**** Dataset records ****

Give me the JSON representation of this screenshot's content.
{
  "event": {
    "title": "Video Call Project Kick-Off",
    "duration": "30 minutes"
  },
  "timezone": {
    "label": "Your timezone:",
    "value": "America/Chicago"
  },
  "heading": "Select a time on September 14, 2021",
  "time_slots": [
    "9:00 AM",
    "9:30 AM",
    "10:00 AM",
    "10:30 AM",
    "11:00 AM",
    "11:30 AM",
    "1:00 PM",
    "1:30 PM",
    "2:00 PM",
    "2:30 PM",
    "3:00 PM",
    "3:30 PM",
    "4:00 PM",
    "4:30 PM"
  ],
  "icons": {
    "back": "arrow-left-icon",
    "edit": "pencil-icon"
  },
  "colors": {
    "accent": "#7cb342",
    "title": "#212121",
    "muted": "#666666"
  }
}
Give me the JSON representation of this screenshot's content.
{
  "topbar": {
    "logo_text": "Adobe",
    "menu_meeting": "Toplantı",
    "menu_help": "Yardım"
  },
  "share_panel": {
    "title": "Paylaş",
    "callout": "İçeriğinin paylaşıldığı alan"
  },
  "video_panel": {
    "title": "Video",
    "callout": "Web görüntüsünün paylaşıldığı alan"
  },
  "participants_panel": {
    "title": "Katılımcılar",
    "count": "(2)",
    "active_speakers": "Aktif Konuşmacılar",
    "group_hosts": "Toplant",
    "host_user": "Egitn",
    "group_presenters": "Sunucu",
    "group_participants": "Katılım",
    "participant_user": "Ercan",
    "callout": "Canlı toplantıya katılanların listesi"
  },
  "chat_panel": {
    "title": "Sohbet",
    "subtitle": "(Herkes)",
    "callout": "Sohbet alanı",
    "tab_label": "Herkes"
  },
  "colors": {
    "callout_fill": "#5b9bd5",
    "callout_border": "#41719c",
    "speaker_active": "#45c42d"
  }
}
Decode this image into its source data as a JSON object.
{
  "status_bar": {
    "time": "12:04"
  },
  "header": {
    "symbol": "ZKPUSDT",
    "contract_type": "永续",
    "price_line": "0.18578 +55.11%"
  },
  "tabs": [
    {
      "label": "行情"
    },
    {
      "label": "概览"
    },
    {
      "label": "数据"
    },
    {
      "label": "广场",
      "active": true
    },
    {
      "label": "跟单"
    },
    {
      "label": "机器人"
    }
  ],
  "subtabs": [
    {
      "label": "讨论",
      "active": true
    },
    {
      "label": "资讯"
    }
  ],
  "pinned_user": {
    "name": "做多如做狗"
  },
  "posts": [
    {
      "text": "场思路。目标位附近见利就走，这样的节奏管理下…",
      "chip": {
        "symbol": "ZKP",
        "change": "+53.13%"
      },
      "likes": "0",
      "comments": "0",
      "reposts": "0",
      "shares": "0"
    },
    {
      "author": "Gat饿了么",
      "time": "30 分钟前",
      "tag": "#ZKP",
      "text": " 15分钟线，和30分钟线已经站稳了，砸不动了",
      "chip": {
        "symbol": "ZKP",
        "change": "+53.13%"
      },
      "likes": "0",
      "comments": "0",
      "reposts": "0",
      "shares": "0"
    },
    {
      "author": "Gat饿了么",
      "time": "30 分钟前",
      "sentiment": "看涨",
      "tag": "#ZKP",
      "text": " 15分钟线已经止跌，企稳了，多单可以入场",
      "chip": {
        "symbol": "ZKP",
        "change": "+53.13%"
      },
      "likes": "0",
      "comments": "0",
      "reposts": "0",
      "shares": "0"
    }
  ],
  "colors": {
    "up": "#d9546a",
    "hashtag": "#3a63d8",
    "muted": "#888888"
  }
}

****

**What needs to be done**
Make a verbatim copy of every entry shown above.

**Task output**
Give me the JSON representation of this screenshot's content.
{
  "event": {
    "title": "Video Call Project Kick-Off",
    "duration": "30 minutes"
  },
  "timezone": {
    "label": "Your timezone:",
    "value": "America/Chicago"
  },
  "heading": "Select a time on September 14, 2021",
  "time_slots": [
    "9:00 AM",
    "9:30 AM",
    "10:00 AM",
    "10:30 AM",
    "11:00 AM",
    "11:30 AM",
    "1:00 PM",
    "1:30 PM",
    "2:00 PM",
    "2:30 PM",
    "3:00 PM",
    "3:30 PM",
    "4:00 PM",
    "4:30 PM"
  ],
  "icons": {
    "back": "arrow-left-icon",
    "edit": "pencil-icon"
  },
  "colors": {
    "accent": "#7cb342",
    "title": "#212121",
    "muted": "#666666"
  }
}
Give me the JSON representation of this screenshot's content.
{
  "topbar": {
    "logo_text": "Adobe",
    "menu_meeting": "Toplantı",
    "menu_help": "Yardım"
  },
  "share_panel": {
    "title": "Paylaş",
    "callout": "İçeriğinin paylaşıldığı alan"
  },
  "video_panel": {
    "title": "Video",
    "callout": "Web görüntüsünün paylaşıldığı alan"
  },
  "participants_panel": {
    "title": "Katılımcılar",
    "count": "(2)",
    "active_speakers": "Aktif Konuşmacılar",
    "group_hosts": "Toplant",
    "host_user": "Egitn",
    "group_presenters": "Sunucu",
    "group_participants": "Katılım",
    "participant_user": "Ercan",
    "callout": "Canlı toplantıya katılanların listesi"
  },
  "chat_panel": {
    "title": "Sohbet",
    "subtitle": "(Herkes)",
    "callout": "Sohbet alanı",
    "tab_label": "Herkes"
  },
  "colors": {
    "callout_fill": "#5b9bd5",
    "callout_border": "#41719c",
    "speaker_active": "#45c42d"
  }
}
Decode this image into its source data as a JSON object.
{
  "status_bar": {
    "time": "12:04"
  },
  "header": {
    "symbol": "ZKPUSDT",
    "contract_type": "永续",
    "price_line": "0.18578 +55.11%"
  },
  "tabs": [
    {
      "label": "行情"
    },
    {
      "label": "概览"
    },
    {
      "label": "数据"
    },
    {
      "label": "广场",
      "active": true
    },
    {
      "label": "跟单"
    },
    {
      "label": "机器人"
    }
  ],
  "subtabs": [
    {
      "label": "讨论",
      "active": true
    },
    {
      "label": "资讯"
    }
  ],
  "pinned_user": {
    "name": "做多如做狗"
  },
  "posts": [
    {
      "text": "场思路。目标位附近见利就走，这样的节奏管理下…",
      "chip": {
        "symbol": "ZKP",
        "change": "+53.13%"
      },
      "likes": "0",
      "comments": "0",
      "reposts": "0",
      "shares": "0"
    },
    {
      "author": "Gat饿了么",
      "time": "30 分钟前",
      "tag": "#ZKP",
      "text": " 15分钟线，和30分钟线已经站稳了，砸不动了",
      "chip": {
        "symbol": "ZKP",
        "change": "+53.13%"
      },
      "likes": "0",
      "comments": "0",
      "reposts": "0",
      "shares": "0"
    },
    {
      "author": "Gat饿了么",
      "time": "30 分钟前",
      "sentiment": "看涨",
      "tag": "#ZKP",
      "text": " 15分钟线已经止跌，企稳了，多单可以入场",
      "chip": {
        "symbol": "ZKP",
        "change": "+53.13%"
      },
      "likes": "0",
      "comments": "0",
      "reposts": "0",
      "shares": "0"
    }
  ],
  "colors": {
    "up": "#d9546a",
    "hashtag": "#3a63d8",
    "muted": "#888888"
  }
}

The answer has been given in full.